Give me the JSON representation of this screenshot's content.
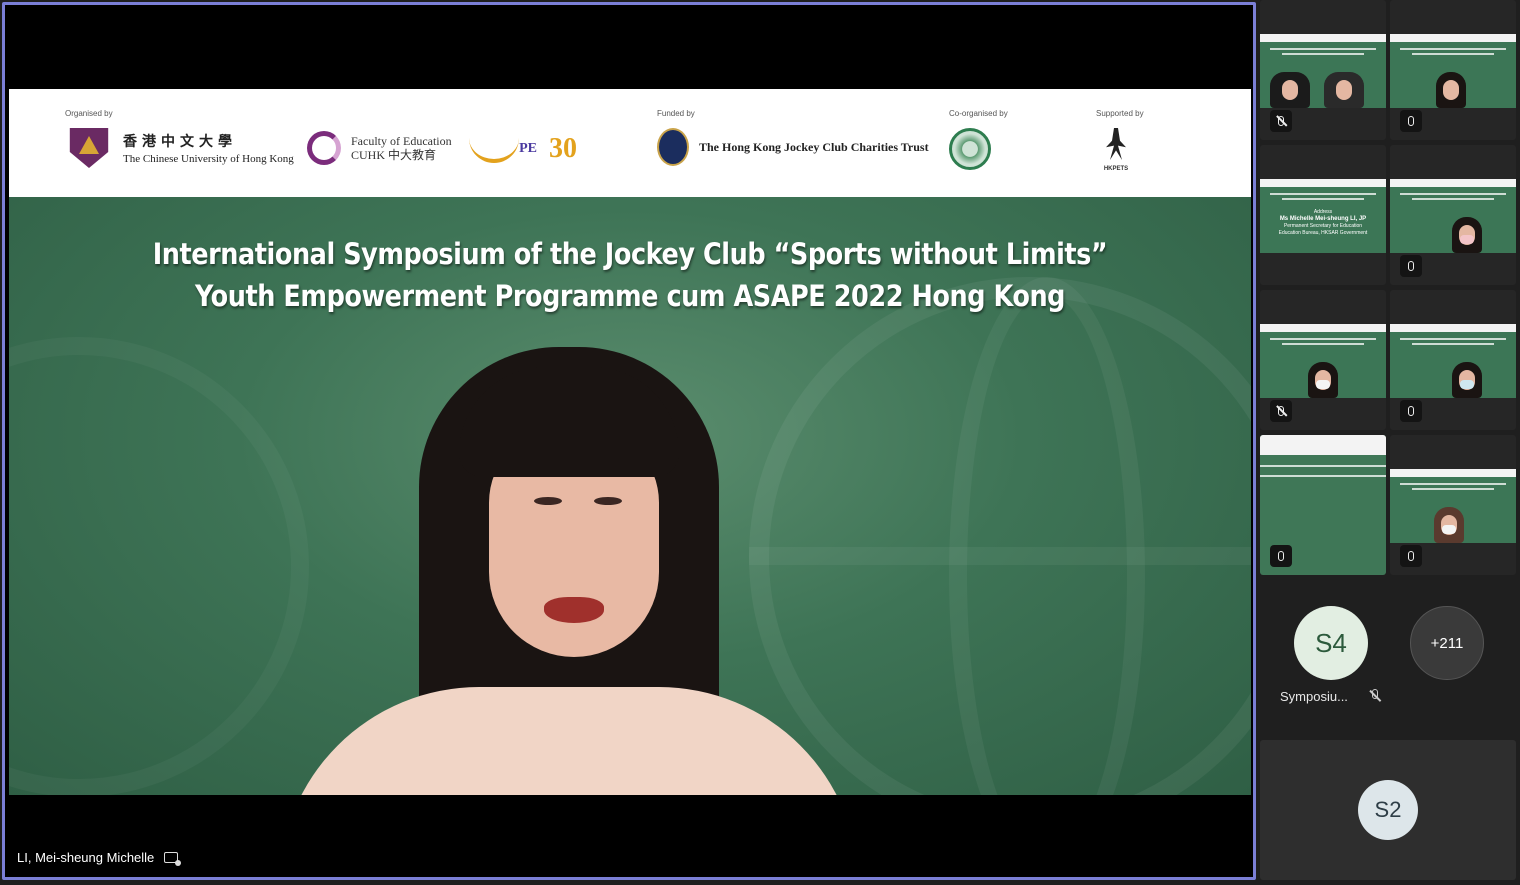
{
  "banner": {
    "organised_by": "Organised by",
    "cuhk_zh": "香港中文大學",
    "cuhk_en": "The Chinese University of Hong Kong",
    "foe_line1": "Faculty of Education",
    "foe_line2": "CUHK 中大教育",
    "spe": "PE",
    "thirty": "30",
    "funded_by": "Funded by",
    "hkjc": "The Hong Kong Jockey Club Charities Trust",
    "co_organised_by": "Co-organised by",
    "supported_by": "Supported by",
    "hkpets": "HKPETS"
  },
  "stage": {
    "title_line1": "International Symposium of the Jockey Club “Sports without Limits”",
    "title_line2": "Youth Empowerment Programme cum ASAPE 2022 Hong Kong",
    "speaker_name": "LI, Mei-sheung Michelle"
  },
  "sidebar": {
    "address_label": "Address",
    "address_name": "Ms Michelle Mei-sheung LI, JP",
    "address_role1": "Permanent Secretary for Education",
    "address_role2": "Education Bureau, HKSAR Government",
    "s4_initials": "S4",
    "s4_name": "Symposiu...",
    "more_count": "+211",
    "s2_initials": "S2"
  },
  "colors": {
    "active_border": "#7b7fd6",
    "backdrop_green": "#3e7456"
  }
}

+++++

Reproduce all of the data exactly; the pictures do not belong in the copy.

Worked solution ->
Give me the JSON representation of this screenshot's content.
{
  "banner": {
    "organised_by": "Organised by",
    "cuhk_zh": "香港中文大學",
    "cuhk_en": "The Chinese University of Hong Kong",
    "foe_line1": "Faculty of Education",
    "foe_line2": "CUHK 中大教育",
    "spe": "PE",
    "thirty": "30",
    "funded_by": "Funded by",
    "hkjc": "The Hong Kong Jockey Club Charities Trust",
    "co_organised_by": "Co-organised by",
    "supported_by": "Supported by",
    "hkpets": "HKPETS"
  },
  "stage": {
    "title_line1": "International Symposium of the Jockey Club “Sports without Limits”",
    "title_line2": "Youth Empowerment Programme cum ASAPE 2022 Hong Kong",
    "speaker_name": "LI, Mei-sheung Michelle"
  },
  "sidebar": {
    "address_label": "Address",
    "address_name": "Ms Michelle Mei-sheung LI, JP",
    "address_role1": "Permanent Secretary for Education",
    "address_role2": "Education Bureau, HKSAR Government",
    "s4_initials": "S4",
    "s4_name": "Symposiu...",
    "more_count": "+211",
    "s2_initials": "S2"
  },
  "colors": {
    "active_border": "#7b7fd6",
    "backdrop_green": "#3e7456"
  }
}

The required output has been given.